“We are the ones with the guts to stand up and say what everyone else is afraid to say,” one of the members of the New Order snarls at the patrons of the Crypt. “A lot of people think they gotta sound liberal these days. Don’t think that means they like you perverts!” It could be, word for word, a tweet from any online troll who claims to be a defender of free speech, who in actuality is full of hate. It doesn’t occur to them that people can actually accept one another, truly, wholeheartedly, and not just because they’re told they must. The fascists in Siege may as well be accusing society of “virtue signaling,” or accusing the gay people at the Crypt of “grooming.” The language has evolved ever so slightly, but the hate remains.

One of the VHS covers for Siege gives away the game. The background is a gigantic police badge, and the tagline reads, “Their badge is a license to kill.” In the film’s final seconds, after the chaos of the deadly night has died down, after some of the protagonists have survived it, we learn that the New Order aren’t just people taking advantage of the lack of police. They are the police. The fascists who are violently imposing an order of compliance and subjugation on the population are police officers, taking advantage of the lack of oversight to act out their basest, most evil fantasies.

In this, as in many exploitation films, Siege has it both ways. The film successfully revels in the shock of its premise, thrilling viewers by asking them to consider a world where a lack of law enforcement means that citizens have to take up arms to protect themselves.
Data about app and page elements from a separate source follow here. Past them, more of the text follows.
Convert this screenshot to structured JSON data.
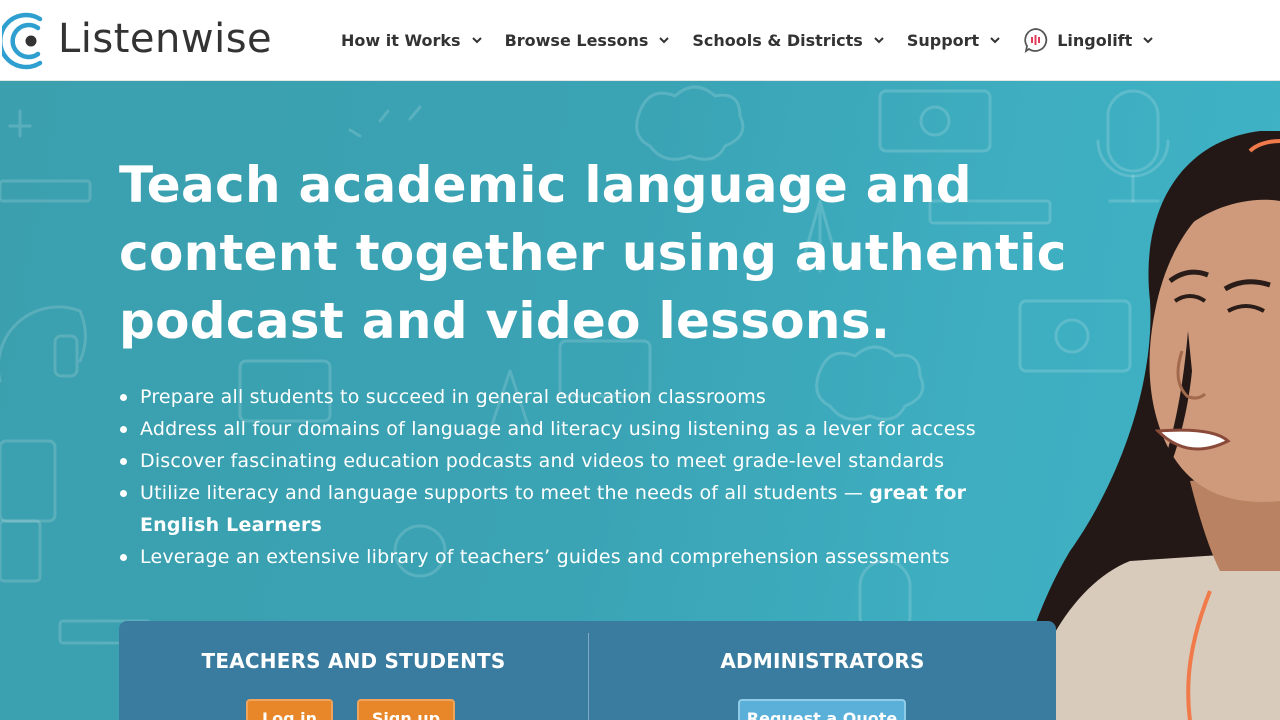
{
  "brand": {
    "name": "Listenwise",
    "colors": {
      "logo_blue": "#2e9fcf",
      "logo_text": "#333333",
      "hero_teal": "#3eaec0",
      "panel": "#3a7ca0",
      "orange": "#e8872a",
      "quote_blue": "#5ab0d8"
    }
  },
  "nav": {
    "items": [
      {
        "label": "How it Works",
        "icon": "chevron-down-icon"
      },
      {
        "label": "Browse Lessons",
        "icon": "chevron-down-icon"
      },
      {
        "label": "Schools & Districts",
        "icon": "chevron-down-icon"
      },
      {
        "label": "Support",
        "icon": "chevron-down-icon"
      },
      {
        "label": "Lingolift",
        "icon": "chevron-down-icon",
        "leading_icon": "lingolift-speech-icon"
      }
    ]
  },
  "hero": {
    "headline_lines": [
      "Teach academic language and",
      "content together using authentic",
      "podcast and video lessons."
    ],
    "bullets": [
      {
        "text": "Prepare all students to succeed in general education classrooms"
      },
      {
        "text": "Address all four domains of language and literacy using listening as a lever for access"
      },
      {
        "text": "Discover fascinating education podcasts and videos to meet grade-level standards"
      },
      {
        "text": "Utilize literacy and language supports to meet the needs of all students — ",
        "bold": "great for English Learners"
      },
      {
        "text": "Leverage an extensive library of teachers’ guides and comprehension assessments"
      }
    ]
  },
  "panel": {
    "teachers": {
      "title": "TEACHERS AND STUDENTS",
      "login_label": "Log in",
      "signup_label": "Sign up"
    },
    "admins": {
      "title": "ADMINISTRATORS",
      "quote_label": "Request a Quote"
    }
  }
}
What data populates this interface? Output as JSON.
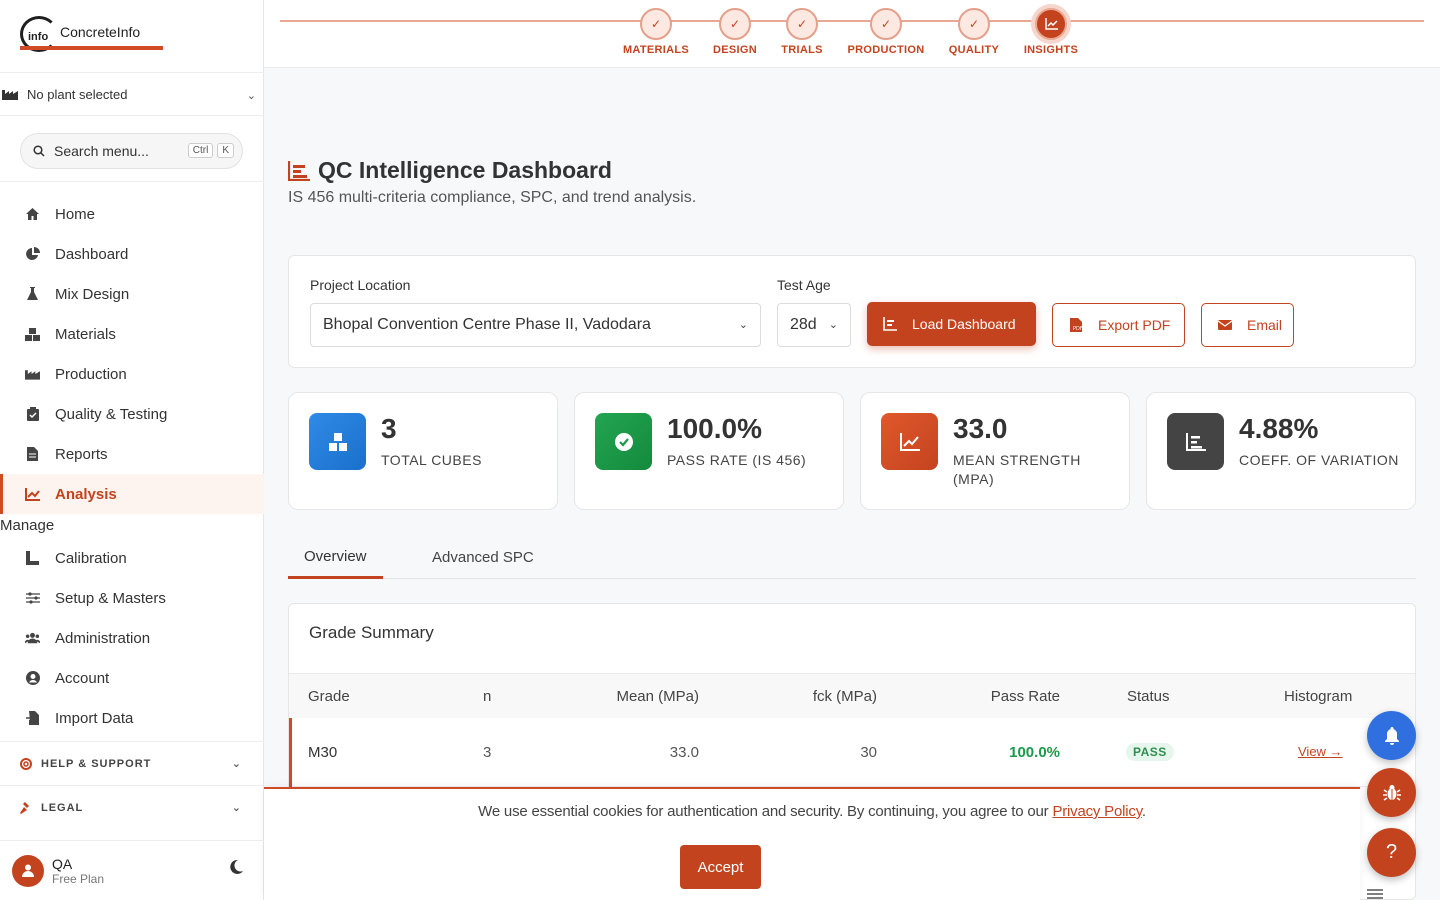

But it isn’t just a vicious, brutal what-if scenario, meant to caution people against wishing the police didn’t exist. It’s a vicious, brutal warning, a plea for people to recognize that policing itself is rotten to the core.

Again, in the age of “Defund the Police,” Siege feels eerily prescient. We’re forced every day to reckon with the fact that policing is out of control, that officers given a badge and a gun feel that they can run amok in the streets, bending society to their will. We watch, feeling helpless, aching, as police officers protect the fascists who are attacking queer people, defending their right to threaten the lives and safety of oppressed minorities rather than standing up for the rights of queer people to exist without the constant threat of violence.

Siege also offers a way forward. If the police won’t be there for us—if, in fact, the police are actively complicit in our oppression—then we must protect not just ourselves but each other. Daniel is terrified of the evil that lurks outside the apartment door, occasionally hiding when the fascists manage to breach it, but that’s okay; other people are willing to put their lives and bodies on the line to protect him. And when push comes to shove, Daniel does stand up for himself, protecting his protectors as much as they sheltered him.

It’s comforting to watch a film like this, in an odd sort of way. It’s a welcome acknowledgment that violence against gay people does exist—that there are people out there willing to recognize it and confront it in the media rather than sweeping it under the rug or pretending that queer people have brought it upon ourselves. It seems strange to find comfort in a film that shows violence against queer people with such honesty, but Siege makes it feel survivable, in a way, by providing not just the problem but a solution. We remember the boy in the sailor suit and we know that we must survive.

Today, their city. Tomorrow…yours!” reads another tagline common to Siege posters. This sort of thing has come to our cities already, and has in fact been here for a very long time. What matters next is what we do about it. Siege suggests that we’ll be able to find a way out and through, and to keep the ache at bay, I have to believe it.